**Assignment**.
Copy every line of the data that contains the string "icon".

**Data listing**.
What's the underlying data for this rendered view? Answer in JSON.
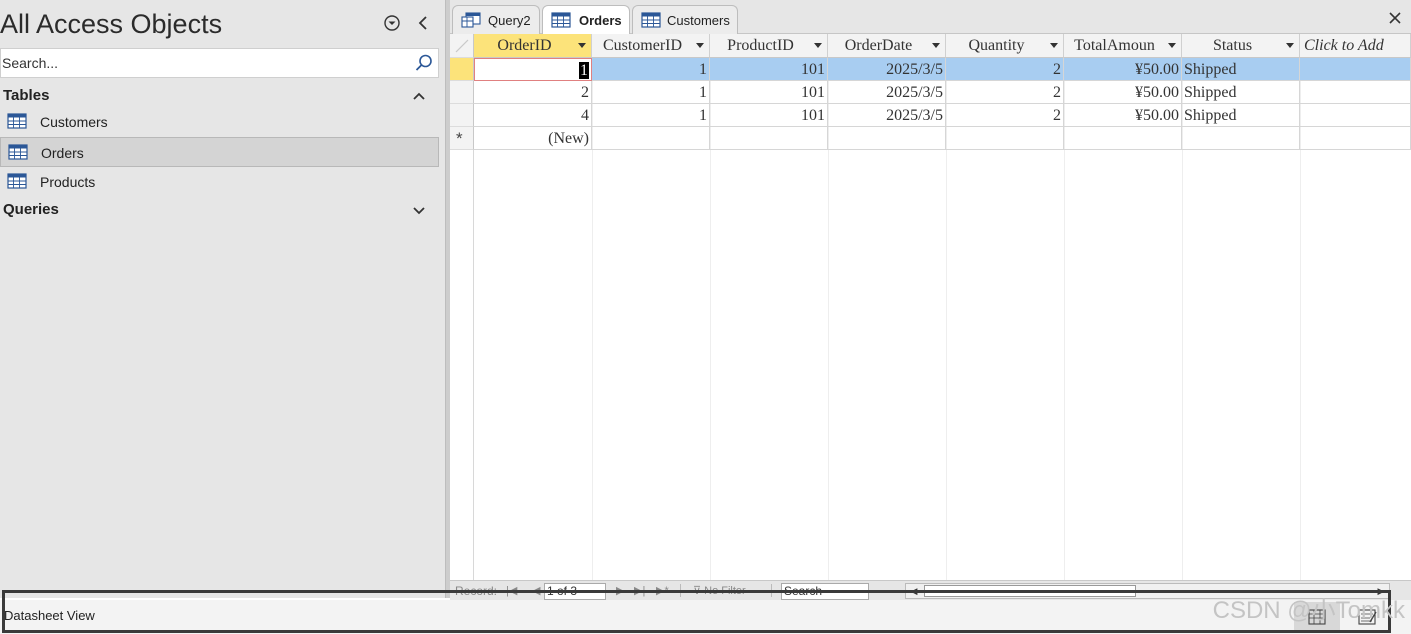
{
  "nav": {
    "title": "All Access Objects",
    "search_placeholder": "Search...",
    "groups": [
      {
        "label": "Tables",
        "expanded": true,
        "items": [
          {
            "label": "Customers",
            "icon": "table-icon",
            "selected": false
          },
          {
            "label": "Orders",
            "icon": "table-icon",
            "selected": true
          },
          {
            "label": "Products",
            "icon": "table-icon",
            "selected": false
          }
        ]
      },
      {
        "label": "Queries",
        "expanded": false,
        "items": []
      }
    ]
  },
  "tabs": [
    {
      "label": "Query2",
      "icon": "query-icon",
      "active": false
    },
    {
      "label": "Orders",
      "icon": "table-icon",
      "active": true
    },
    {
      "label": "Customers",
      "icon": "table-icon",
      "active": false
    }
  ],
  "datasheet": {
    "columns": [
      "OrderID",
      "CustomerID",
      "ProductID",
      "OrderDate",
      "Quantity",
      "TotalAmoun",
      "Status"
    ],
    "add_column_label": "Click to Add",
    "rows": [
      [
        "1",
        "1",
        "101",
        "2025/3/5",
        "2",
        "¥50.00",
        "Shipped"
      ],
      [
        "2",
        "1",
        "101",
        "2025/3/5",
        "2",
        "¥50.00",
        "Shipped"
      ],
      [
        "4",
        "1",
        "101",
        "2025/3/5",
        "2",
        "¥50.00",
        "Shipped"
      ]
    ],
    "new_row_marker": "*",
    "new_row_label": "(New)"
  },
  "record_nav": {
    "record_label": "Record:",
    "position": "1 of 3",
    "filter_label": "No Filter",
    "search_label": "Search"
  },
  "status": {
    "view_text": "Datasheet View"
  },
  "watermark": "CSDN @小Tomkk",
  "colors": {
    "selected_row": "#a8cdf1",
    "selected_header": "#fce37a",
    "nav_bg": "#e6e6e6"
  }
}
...
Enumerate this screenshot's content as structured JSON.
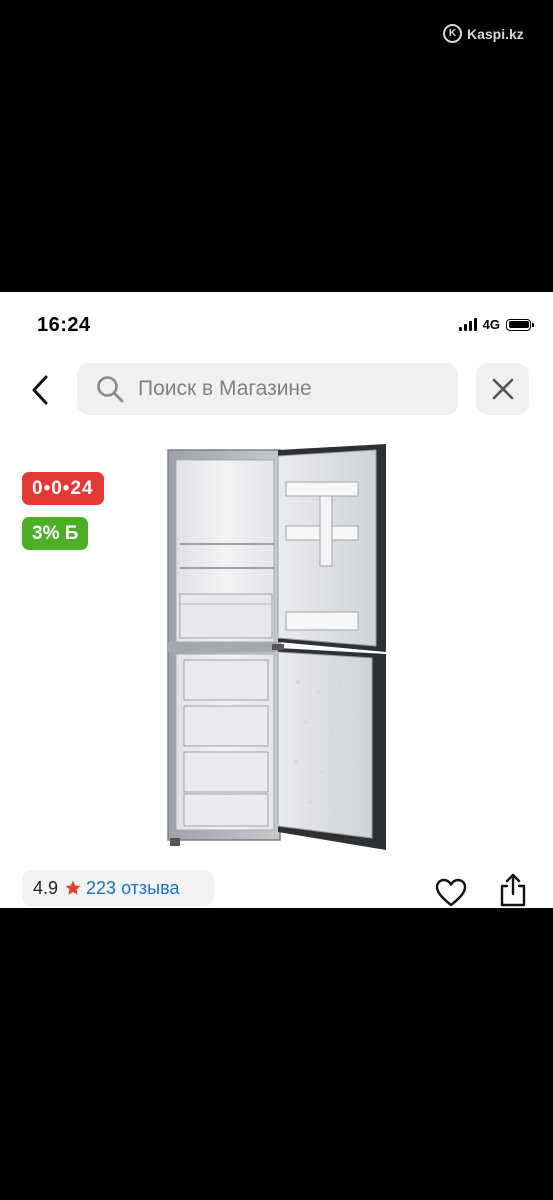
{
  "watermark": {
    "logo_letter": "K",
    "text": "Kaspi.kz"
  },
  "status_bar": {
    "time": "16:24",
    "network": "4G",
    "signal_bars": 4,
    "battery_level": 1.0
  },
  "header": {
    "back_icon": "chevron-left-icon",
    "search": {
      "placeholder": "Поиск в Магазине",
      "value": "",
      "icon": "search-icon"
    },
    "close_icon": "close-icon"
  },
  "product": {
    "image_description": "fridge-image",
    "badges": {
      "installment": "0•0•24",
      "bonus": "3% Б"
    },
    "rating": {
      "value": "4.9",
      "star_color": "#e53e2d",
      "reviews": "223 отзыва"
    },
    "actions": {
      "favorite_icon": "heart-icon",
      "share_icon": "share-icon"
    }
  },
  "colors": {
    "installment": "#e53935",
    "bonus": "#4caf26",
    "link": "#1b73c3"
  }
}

**Result for this task**.
            "icon": "table-icon",
            "icon": "table-icon",
            "icon": "table-icon",
      "icon": "query-icon",
      "icon": "table-icon",
      "icon": "table-icon",
    "back_icon": "chevron-left-icon",
      "icon": "search-icon"
    "close_icon": "close-icon"
      "favorite_icon": "heart-icon",
      "share_icon": "share-icon"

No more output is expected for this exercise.